The Shotgun Approach

By Jim Gilliland

Jim Gilliland aiming a shotgun

When it comes to protecting your home with a firearm, there are lots of options. While handguns are the most common and have obviously been used very successfully, the truth is they take more training to use competently and are harder to operate. That’s why, in my opinion, one of the best firearm options for home defense is the shotgun.

I look for specific things in a home defense shotgun—features I do not necessarily want in a shotgun I use for hunting. For example, the typical long barrel of a hunting shotgun can become cumbersome to use it in the confines of a home. That’s not to say a hunting shotgun cannot be used, however, there are better set ups. Here are a few other things to consider for your in-home defense shotgun.


There are three basic shotgun designs. Although all will work for defense, their unique functionality and features lend themselves to specific users and situations. Understand the differences and what they meat to choose the perfect firearm for you.

Break: The gun is opened by activating a switch and levering the barrel (or barrels) away from the action, causing it to “break” open. The shells are loaded singularly into each barrel and fired. Break-action shotguns are typically the lightest, smallest and simplest—all of which are advantageous in a defense situation. On the other hand, they lack the advantage of being able to quickly fire more than one or two rounds. These are formidable tools, but dated and limited in use.

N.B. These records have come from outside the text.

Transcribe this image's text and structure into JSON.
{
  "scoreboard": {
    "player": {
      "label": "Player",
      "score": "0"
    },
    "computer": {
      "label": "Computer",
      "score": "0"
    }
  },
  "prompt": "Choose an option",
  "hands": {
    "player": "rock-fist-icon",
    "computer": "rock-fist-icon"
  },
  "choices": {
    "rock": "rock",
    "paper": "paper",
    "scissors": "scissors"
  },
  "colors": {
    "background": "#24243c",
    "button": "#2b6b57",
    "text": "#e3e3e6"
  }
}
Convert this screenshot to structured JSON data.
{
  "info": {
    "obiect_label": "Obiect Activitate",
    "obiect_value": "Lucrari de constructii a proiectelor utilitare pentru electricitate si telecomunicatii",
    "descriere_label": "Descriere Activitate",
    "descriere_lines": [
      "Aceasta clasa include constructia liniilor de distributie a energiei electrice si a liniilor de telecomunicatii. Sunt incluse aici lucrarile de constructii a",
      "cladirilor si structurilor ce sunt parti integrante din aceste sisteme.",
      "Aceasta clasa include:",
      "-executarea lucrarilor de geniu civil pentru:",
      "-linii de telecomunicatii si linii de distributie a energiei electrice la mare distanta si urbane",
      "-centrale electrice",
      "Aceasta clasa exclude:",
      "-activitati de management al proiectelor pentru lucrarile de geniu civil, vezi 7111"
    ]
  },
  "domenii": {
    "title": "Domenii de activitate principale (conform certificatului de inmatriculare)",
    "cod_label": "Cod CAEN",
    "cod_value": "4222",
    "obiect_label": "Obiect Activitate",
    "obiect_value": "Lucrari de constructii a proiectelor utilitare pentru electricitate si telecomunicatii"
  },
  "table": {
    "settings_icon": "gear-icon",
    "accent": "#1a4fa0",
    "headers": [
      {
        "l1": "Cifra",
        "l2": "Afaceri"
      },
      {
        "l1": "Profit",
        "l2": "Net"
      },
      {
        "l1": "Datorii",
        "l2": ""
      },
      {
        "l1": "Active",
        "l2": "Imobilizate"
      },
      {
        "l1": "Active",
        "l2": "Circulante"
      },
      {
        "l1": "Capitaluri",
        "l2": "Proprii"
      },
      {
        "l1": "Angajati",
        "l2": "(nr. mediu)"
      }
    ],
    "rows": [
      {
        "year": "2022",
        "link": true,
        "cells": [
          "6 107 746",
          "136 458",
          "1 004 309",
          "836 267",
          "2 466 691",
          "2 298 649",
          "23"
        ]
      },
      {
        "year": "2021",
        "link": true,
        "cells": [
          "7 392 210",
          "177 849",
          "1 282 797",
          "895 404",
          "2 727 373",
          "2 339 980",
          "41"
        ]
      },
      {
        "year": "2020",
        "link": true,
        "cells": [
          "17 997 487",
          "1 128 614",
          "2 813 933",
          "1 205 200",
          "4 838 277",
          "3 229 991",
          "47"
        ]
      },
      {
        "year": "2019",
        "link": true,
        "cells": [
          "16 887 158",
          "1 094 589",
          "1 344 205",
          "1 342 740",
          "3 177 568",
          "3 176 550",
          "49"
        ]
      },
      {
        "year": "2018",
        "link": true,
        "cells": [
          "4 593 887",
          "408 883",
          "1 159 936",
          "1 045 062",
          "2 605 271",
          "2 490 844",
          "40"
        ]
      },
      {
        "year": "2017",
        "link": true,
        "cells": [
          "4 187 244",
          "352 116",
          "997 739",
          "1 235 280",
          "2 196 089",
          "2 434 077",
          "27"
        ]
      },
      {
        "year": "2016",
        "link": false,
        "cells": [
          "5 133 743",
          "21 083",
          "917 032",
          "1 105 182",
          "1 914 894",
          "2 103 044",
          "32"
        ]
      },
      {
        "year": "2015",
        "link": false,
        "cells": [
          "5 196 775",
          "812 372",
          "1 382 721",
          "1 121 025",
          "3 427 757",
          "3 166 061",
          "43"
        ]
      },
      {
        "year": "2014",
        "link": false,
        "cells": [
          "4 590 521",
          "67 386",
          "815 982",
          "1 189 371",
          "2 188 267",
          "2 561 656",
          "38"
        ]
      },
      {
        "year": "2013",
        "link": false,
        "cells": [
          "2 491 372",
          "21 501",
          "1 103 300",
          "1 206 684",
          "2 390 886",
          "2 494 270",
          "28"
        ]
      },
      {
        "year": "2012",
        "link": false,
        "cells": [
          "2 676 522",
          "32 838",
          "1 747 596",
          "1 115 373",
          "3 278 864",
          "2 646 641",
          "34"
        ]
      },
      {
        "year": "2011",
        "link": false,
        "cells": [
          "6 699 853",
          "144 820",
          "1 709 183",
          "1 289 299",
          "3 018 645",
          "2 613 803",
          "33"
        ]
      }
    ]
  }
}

Pump: The pump action shotgun has been used by police and military personal as well as sportsmen. They are very reliable, feed nearly any type of shotshell and are for the most part simple to use. Pumps require a little more training than a break-action but give you a huge advantage thanks to their magazine, which lets you shoot multiple rounds without reloading. They are reasonably priced and are compatible with abundant aftermarket accessories that make them ready for anything. This is probably my top pick for most home use scenarios.

Shotgun being loaded

Semi-automatic: These have been around for more than 100 years and have proven themselves as hardy tools in hunting and battle. So it’s not hard to see why they can be an effective, easy to use home defense choice. They are simple, generally reliable, and can be fitted with a plethora of aftermarket accessories. Semi-autos tend to kick a little less than comparable shotguns due to how theaction uses some of a fired shell’s energy to eject the spent shell and chamber a new one. However, because of the complicated mechanical process, they can be a little finicky with certain loads. Semi-autos load basically the same way as pumps, but they do not require you to manually cycle (pump) the action after every round is fired. This shotgun again takes a little training to be able to use confidently and will need to be tested with whatever load you decide to shoot to ensure it cycles properly.

Whatever action you choose for home defense, consider some of the shorter design that lets you better maneuver in the tighter confines of your home. Make sure you know where all the controls are (safety, action release, etc.) and ensure you can reach them properly without having to reach too far.

Make time to do research both online and in person. Make sure your information comes from reputable sources and not just someone on the internet. Find local shops or friends that have access to or rental guns that you are looking at and spend some time “getting to know it”. Always try to make decisions based off the information you collect and have actually used.


When selecting ammunition for your new home defense shotgun, begin your search with the most basic criteria: the gun’s gauge—typically 12, 20 or .410, although there are other less-common options like 16, 28 and more—and the shell length it shoots (stamped on the barrel).

From there, you need to consider the payload, which refers to the amount and type of projectiles each shell holds. And that’s where things get a bit more complicated. Aside from some specific exceptions we won’t get into here, a shotshell holds multiple pellets that range in size depending on the intended use. The smaller the pellets, the more of them fit into a shell, which means more projectiles head downrange with every pull of the trigger. On the flip side, the smaller they are, the less energy they carry, which limits range and penetration. Larger pellets carry their energy farther, but their effective range is limited because of how far they spread from each other as they travel toward the target, which leaves large gaps in the pattern.

Force X2 packaging on a table at a gun range

Most shotshells specifically designed for defense hold 9 to 18 larger projectiles known as buckshot. Federal has developed a new split-shot buckshot option called Force X2. It provides nine copper-plated 00 FX2 buckshot pellets engineered to split into two equal-size pieces on impact. This creates up to twice the wound channels and lowers the risk of collateral damage in case of a missed shot. Force X2 also has more manageable recoil than standard loads in the same class. This lets you stay on your target better between shots and practice your shooting longer without the adverse effects of recoil.

Whatever loads you choose, make sure they feed properly in your shotgun and are not too small or light of a load to be ineffective for your needs.

Focus On Fundamentals

In the end, you should fully understand how to load, unload, fire and correct malfunctions with the gun and ammunition you select. Seek training by a qualified and professional instructor for both shooting and operating your gun, as well as for understanding the unique situations that come with using your defense shotgun in the home. Nothing can take back a fired round, so being prepared for it physically and mentally are very important. Having the ability to secure your life, loved ones and property is your right. However, with those rights come personal responsibility and a duty to be proficient with the tools you choose to use.